Note: If your dog is displaying signs of aggression around food or toys, I recommend you contact a trusted trainer in your area.
Dr. Patricia McConnell had a great post on her blog “The Other End of the Leash” last week about how to deal with a dog’s possessiveness using desensitization and classical conditioning. It’s worth reading if you have a dog with possessive aggression of food, toys, space or whatever it might be. Instead of teaching the dog “drop” or “leave it,” (which I highly recommend you still do), you are conditioning the dog’s response to someone approaching the object of value.
The basic idea McConnell describes is to find something your dog likes even more than the object she guards. So, maybe your dog guards rawhides, but she likes pieces of hot dogs even more. What you would do is set up a scenario where the dog is likely to guard a rawhide. With your hot dog bits in hand, you would then walk up to your dog but stop well before she starts to guard the rawhide. Toss her a piece of hotdog and walk away.
You want the dog to think, “No! Don’t walk away!” McConnell wrote. Then, very gradually, you decrease the distance over several short sessions over several days until your dog is OK with you approaching her while she has a rawhide. Then you also need to condition the dog’s response to someone reaching for the object. You would do this by bending down near the dog, dropping a hot dog bit and standing back up. Eventually, you will move your hand closer and closer until you can safely remove the object and give the dog something even better in return.
You are not training your dog to respond to a cue, McConnell wrote. You are conditioning an internal response to someone approaching something the dog cherishes.

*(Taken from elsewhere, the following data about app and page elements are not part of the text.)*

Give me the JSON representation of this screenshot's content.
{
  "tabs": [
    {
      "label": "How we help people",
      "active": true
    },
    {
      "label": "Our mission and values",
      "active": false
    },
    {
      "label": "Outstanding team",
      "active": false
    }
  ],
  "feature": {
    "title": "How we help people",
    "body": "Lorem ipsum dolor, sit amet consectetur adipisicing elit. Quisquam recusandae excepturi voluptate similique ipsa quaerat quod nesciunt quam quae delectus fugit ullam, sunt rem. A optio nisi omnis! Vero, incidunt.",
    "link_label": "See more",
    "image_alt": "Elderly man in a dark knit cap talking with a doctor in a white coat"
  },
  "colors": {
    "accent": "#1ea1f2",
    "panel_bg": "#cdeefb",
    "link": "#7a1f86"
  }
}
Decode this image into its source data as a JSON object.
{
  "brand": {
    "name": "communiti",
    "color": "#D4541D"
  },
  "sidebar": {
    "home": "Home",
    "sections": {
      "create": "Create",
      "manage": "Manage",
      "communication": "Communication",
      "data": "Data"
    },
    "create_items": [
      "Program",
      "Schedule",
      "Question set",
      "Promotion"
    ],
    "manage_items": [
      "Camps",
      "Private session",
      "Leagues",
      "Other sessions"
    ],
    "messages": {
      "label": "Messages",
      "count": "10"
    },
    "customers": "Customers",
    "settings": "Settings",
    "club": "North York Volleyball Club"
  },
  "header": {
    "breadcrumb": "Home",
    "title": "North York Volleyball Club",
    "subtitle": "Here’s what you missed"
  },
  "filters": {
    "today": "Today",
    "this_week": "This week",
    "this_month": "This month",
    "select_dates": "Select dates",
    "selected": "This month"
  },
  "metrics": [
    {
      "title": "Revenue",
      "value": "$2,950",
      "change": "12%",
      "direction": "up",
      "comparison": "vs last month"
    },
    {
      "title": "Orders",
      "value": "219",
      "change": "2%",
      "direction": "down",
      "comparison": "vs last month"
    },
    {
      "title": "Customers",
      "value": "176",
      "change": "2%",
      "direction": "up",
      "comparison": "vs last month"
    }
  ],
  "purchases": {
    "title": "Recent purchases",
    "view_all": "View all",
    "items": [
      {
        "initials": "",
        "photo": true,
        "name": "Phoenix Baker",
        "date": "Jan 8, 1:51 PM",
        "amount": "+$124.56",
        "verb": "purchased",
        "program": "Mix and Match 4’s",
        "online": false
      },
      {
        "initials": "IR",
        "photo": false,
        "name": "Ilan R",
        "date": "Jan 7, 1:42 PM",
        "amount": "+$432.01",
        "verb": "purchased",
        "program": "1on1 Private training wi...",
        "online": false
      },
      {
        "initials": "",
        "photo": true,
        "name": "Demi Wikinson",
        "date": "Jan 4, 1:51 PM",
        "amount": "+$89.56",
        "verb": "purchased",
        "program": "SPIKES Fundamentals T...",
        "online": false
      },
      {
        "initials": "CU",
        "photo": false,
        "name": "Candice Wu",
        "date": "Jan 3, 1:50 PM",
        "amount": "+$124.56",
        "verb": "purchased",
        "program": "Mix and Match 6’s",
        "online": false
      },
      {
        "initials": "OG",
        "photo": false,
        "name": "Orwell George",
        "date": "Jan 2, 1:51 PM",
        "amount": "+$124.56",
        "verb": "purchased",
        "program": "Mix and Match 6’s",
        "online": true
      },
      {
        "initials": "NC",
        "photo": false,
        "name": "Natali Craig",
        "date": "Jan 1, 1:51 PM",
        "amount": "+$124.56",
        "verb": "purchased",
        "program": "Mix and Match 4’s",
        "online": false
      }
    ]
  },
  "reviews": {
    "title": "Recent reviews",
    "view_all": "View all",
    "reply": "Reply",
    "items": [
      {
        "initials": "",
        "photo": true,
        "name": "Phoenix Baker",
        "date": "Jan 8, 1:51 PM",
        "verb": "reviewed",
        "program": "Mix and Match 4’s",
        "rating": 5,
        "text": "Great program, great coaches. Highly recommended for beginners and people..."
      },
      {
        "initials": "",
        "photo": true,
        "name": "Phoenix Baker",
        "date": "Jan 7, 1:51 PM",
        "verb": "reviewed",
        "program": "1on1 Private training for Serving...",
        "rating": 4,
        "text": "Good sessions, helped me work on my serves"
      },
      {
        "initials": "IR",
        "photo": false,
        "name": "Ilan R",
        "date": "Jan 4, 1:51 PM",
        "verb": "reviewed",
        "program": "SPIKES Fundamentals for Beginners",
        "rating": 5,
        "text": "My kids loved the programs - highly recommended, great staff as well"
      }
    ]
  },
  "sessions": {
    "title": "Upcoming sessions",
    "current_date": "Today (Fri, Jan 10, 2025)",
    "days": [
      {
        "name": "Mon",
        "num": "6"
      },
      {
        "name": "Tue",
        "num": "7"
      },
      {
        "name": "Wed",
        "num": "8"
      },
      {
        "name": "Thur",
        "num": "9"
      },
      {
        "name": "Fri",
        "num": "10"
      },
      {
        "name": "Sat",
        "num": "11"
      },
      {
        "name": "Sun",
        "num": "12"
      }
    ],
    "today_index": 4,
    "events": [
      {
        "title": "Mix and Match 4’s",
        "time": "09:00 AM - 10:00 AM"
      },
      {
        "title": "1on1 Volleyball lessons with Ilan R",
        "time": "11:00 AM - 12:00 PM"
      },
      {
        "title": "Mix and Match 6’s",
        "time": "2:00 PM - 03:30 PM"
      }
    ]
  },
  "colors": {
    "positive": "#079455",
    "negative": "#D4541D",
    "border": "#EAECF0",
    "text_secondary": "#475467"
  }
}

This is certainly not the only way to deal with a dog’s resource guarding, but I like the approach and thought many others would find it helpful.